So as you all know, we are all about to be introduced to the lates Operating System from Microsoft – Windows 8.

There is one thing that I have recently started to wonder about and that is software theft and piracy. Now obviously I don’t condone that and it is wrong.


I do think that this is going to be an interesting dilemma for Microsoft re: Windows 8.

On one hand, Microsoft cannot and will not officially tolerate software piracy because it is by definition, a software company. It has to (rightfully) protect the billions it spends annually on IP.

On the other hand, this Operating System is different. It’s a transitional OS and Microsoft need as many people as possible to start adopting the OS and speaking the Metro language.

What then will the company do?

I have absolutely no affiliation with Microsoft and therefore this is just a theory but I would guess that Microsoft will do something kind of in the middle and stay relatively silent about the issue. In addition, they have lowered the price of the upgrade for the OS so that should help with piracy in parts of the western world where it would make a difference.

In Africa and the rest of the developing world, $39.99 is a tremendous amount of money so I suspect that the upgrade price and policy will be largely ignored.

I have absolutely no affiliation with Microsoft and therefore this is just a theory but I would imagine that Windows 9 would have a lot more emphasis on security and anti-sharing than this OS will. Right now, I suspect that software piracy is the least important thing on Microsoft’s mid.

Just my 10 cents.

What do you guys and girls think?

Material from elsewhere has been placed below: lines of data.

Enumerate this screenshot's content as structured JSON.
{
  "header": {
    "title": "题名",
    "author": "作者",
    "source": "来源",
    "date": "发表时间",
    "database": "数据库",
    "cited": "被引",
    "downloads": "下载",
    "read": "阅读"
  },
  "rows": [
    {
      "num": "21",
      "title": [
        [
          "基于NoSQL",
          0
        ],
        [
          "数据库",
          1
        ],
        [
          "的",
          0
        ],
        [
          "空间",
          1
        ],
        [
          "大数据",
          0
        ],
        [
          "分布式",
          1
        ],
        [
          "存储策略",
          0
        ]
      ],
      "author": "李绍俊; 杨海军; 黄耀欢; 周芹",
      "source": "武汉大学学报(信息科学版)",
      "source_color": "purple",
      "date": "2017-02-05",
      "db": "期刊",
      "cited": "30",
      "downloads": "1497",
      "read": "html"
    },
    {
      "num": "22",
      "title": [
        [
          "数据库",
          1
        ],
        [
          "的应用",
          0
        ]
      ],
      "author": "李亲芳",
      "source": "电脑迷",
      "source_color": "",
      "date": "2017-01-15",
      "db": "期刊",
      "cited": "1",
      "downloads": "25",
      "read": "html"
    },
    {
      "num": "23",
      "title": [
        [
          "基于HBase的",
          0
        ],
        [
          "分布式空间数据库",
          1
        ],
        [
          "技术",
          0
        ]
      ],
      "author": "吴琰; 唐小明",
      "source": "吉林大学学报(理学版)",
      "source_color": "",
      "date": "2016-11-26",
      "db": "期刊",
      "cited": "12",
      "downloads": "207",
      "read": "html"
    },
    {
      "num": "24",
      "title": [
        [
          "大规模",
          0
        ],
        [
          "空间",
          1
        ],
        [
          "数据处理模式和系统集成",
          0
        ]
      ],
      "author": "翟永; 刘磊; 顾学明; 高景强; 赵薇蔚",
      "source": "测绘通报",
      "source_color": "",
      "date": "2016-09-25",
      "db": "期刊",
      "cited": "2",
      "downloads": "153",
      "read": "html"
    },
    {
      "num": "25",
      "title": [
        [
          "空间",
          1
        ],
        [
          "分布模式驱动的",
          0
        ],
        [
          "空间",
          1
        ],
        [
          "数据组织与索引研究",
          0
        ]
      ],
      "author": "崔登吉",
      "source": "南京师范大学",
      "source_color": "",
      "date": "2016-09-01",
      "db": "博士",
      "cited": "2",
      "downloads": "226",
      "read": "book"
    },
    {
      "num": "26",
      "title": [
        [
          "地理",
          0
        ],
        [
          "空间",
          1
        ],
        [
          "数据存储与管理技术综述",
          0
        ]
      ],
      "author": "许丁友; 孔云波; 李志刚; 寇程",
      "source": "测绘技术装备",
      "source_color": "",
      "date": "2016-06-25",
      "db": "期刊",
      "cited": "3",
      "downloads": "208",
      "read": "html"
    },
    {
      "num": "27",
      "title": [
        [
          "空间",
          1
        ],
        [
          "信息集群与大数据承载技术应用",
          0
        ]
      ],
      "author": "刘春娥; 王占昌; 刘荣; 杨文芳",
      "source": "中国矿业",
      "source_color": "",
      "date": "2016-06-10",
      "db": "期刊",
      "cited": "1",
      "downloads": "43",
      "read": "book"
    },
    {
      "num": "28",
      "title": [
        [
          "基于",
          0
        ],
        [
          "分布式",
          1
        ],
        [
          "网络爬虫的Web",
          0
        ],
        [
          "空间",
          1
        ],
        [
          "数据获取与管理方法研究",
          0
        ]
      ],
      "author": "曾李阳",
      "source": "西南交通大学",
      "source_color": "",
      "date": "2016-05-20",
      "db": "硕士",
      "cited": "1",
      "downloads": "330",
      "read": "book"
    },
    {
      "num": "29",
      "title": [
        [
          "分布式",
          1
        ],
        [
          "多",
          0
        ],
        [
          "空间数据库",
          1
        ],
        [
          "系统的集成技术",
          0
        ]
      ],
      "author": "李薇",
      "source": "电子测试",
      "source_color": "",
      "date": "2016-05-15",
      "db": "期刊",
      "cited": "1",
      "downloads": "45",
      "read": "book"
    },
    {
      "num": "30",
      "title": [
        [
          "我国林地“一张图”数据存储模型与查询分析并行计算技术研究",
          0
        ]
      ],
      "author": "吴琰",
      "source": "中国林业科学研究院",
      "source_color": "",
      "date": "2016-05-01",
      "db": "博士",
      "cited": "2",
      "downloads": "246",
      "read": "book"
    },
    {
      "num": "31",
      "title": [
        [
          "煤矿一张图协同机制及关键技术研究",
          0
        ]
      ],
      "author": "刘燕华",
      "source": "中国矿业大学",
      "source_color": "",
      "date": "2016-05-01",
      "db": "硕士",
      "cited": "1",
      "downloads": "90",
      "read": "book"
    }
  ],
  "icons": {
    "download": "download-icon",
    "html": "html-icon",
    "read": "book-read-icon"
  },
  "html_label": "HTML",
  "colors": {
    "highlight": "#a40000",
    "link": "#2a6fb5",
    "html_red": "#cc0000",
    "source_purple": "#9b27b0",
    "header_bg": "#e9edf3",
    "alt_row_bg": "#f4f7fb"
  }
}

P.S. Proactive apology to the hackers and leakers out there if Microsoft feel they have to address this now. It was a good topic for a blog post.


About the Author

Onuora Amobi is the Founder and VP of Digital Marketing at Learn About The Web Inc. Onuora has more than a decade of information security, project management and management consulting experience. He has specialized in the management and deployment of large scale ERP client/server systems.

In addition to being a former Microsoft MVP and the founder and editor of, he is the CEO of a Pasadena based online marketing education startup - Learn About The Web Inc. ( and The Redmond Cloud (

Related Posts

What would you say to a consumer version of Microsoft 365? One that could include Windows...

Brace for impact! It looks like Microsoft may have had enough of the Edge adventure, as a...

Looks like Microsoft is aiming big! The company is said to be working on Windows Lite, an...

  • Tarkus

    Interesting theory, but it makes a lot of sense. They need as many people using Windows 8 as possible, regardless of how they get it. That’s why they’re offering it so cheap.

    • grs_dev

      They do not need to ignore licensing. They have a new revenue model that was never possible before. It’s called app profit sharing. They could literally give the OS away for free in return for the user base that will overnight (we’re speaking in business years here) become validated, scrubbed, legitimate marketable users.

      If you noticed Microsoft’s claims in the last couple of years around Windows Live, they’ve been touting 500 Million users. That was right around the time when the world was buzzing about Facebook reaching the 500 Million user mark. That’s when the industry began talking about Facebook’s market value and its viability as a marketing platform.

      There is a reason why Microsoft is focusing with Windows Phone on International growth at the expense of US marketshare. The US market is very well serviced in the digital marketing space.

      The US is a revenue protection market and not a growth market in 2012 at least. Many business and enterprise users who have been riding the XP ship until it can sail no more will move on to Windows 7. That is a direct contribution to Microsoft’s bottom line, and a very good one from a timing perspective. Growth opportunities are definitely in AMEA, and other developing countries. It’s a race to the finish line there and the battlefield is wide open. Earlier this year there were stories around what Google was doing in Africa and how they were using shady tactics. Microsoft is employing a variety of strategies to assert their dominance. Lots and lots of bets going on here.

      Why would they need to worry about piracy, when the real objective is to ramp up the user base. Regardless of actual units sold, more users on live translates into more revenues from content. Whether that content is apps purchased from the Marketplace or ads delivered strategically into Metro style apps that used to reside in browsers doesn’t matter. In fact the less content is consumed in a browser on Windows 8 the better. It means Metro is paying dividend. The point behind metro is to eliminate the user’s need to launch a browser to access data and apps which ultimately fuel ecosystems such as google’s.

      They can give away Windows 8/9/10/n and turn a profit all while taking a shot at the heart of google the closest competitor with a fighting chance to overthrow Microsoft on the PC.

      • Onuora Amobi

        That’s a great point. Assuming the OS takes off, that will be a substantial amount of revenue.

  • fordcom

    In Africa and the rest of the developing world, $39.99 is a tremendous amount of money so I suspect that the upgrade price and policy will be largely ignored. Agree with you on this point